In the May 2011 local elections, the DA again won Overstrand outright, taking fifteen of the twenty-five seats on the council, with the ANC taking nine and the National Independent Civic Organisation one.
In the November 2021 local elections, the council was expanded to twenty-seven seats. The DA won seventeen seats, the ANC four, the Land Party and the Freedom Front Plus two each, and the EFF and the ACDP one each.
The most recent election of the municipal council was held on 1 November 2021; the Democratic Alliance won a majority of 17 seats on the council. The following table shows the results of the 2021 election.
|African National Congress||5,405||15.58||3||5,452||15.86||1||4|
|Freedom Front Plus||1,893||5.45||0||1,860||5.41||2||2|
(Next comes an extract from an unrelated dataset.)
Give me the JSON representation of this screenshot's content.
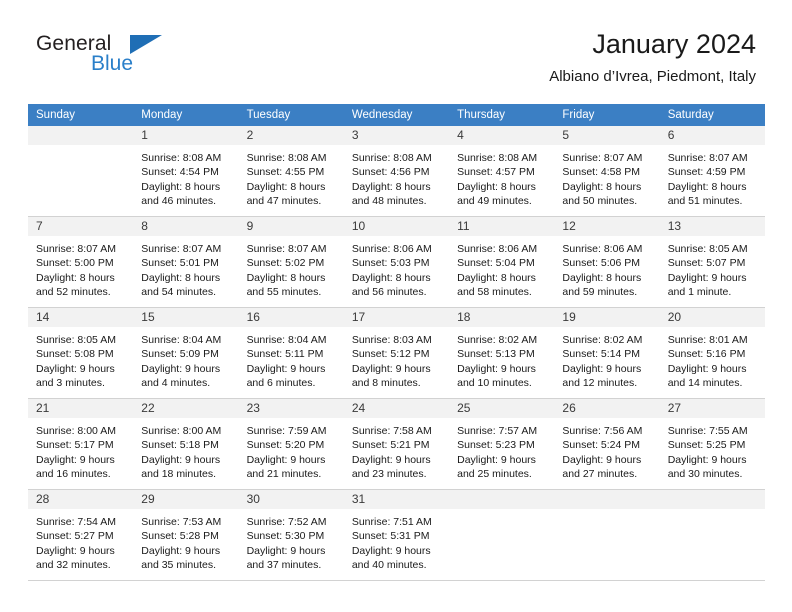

|Economic Freedom Fighters||906||2.61||0||923||2.68||1||1|
|African Christian Democratic Party||799||2.30||0||771||2.24||1||1|
|8 other parties||762||2.20||0||826||2.40||0||0|
|Source: Electoral Commission|
- Annelie Rabie (1 November 2021 until present) (DA)
- Dudley Coetzee (28 February 2018 – 30 October 2021) (DA)
- Rudolph Smith (2016–2018; died on 5 January 2018)
- Nicolette Botha-Guthrie (2010–2016) (DA)
- Theo Beyleveldt (March 2006 – 2010) (DA)
- Willie Smuts (September 2004 – March 2006) (ANC)
- Willie Smuts (October 2002 – September 2004) (NNP)
- Willie Smuts (December 2000 – October 2002) (DA)
- "New Mayoral Committee for the 2016-2021 Term". Overstrand Municipality. 23 August 2016. Retrieved 27 August 2016.
- "Statistics by place". Statistics South Africa. Retrieved 27 September 2015.
- "Overstrand Local Municipality". Census 2011.
- Sum of the Main Places Hermanus, Sand Bay and Zwelihle from Census 2011.
- "BY-ELECTIONS 09 Dec 2020 RESULTS REPORT" (PDF). Electoral Commission. Retrieved 10 December 2020.
- "Results Summary – All Ballots: Overstrand" (PDF). Electoral Commission of South Africa. Retrieved 6 November 2021.
- "Seat Calculation Detail: Overstrand" (PDF). Electoral Commission of South Africa. Retrieved 6 November 2021.
- "Voter Turnout Report: Overstrand" (PDF). Electoral Commission of South Africa. Retrieved 6 November 2021.
- "New Mayoral Committee for the 2021 - 2026 Term". Overstrand Municipality. 26 November 2021. Retrieved 25 June 2022.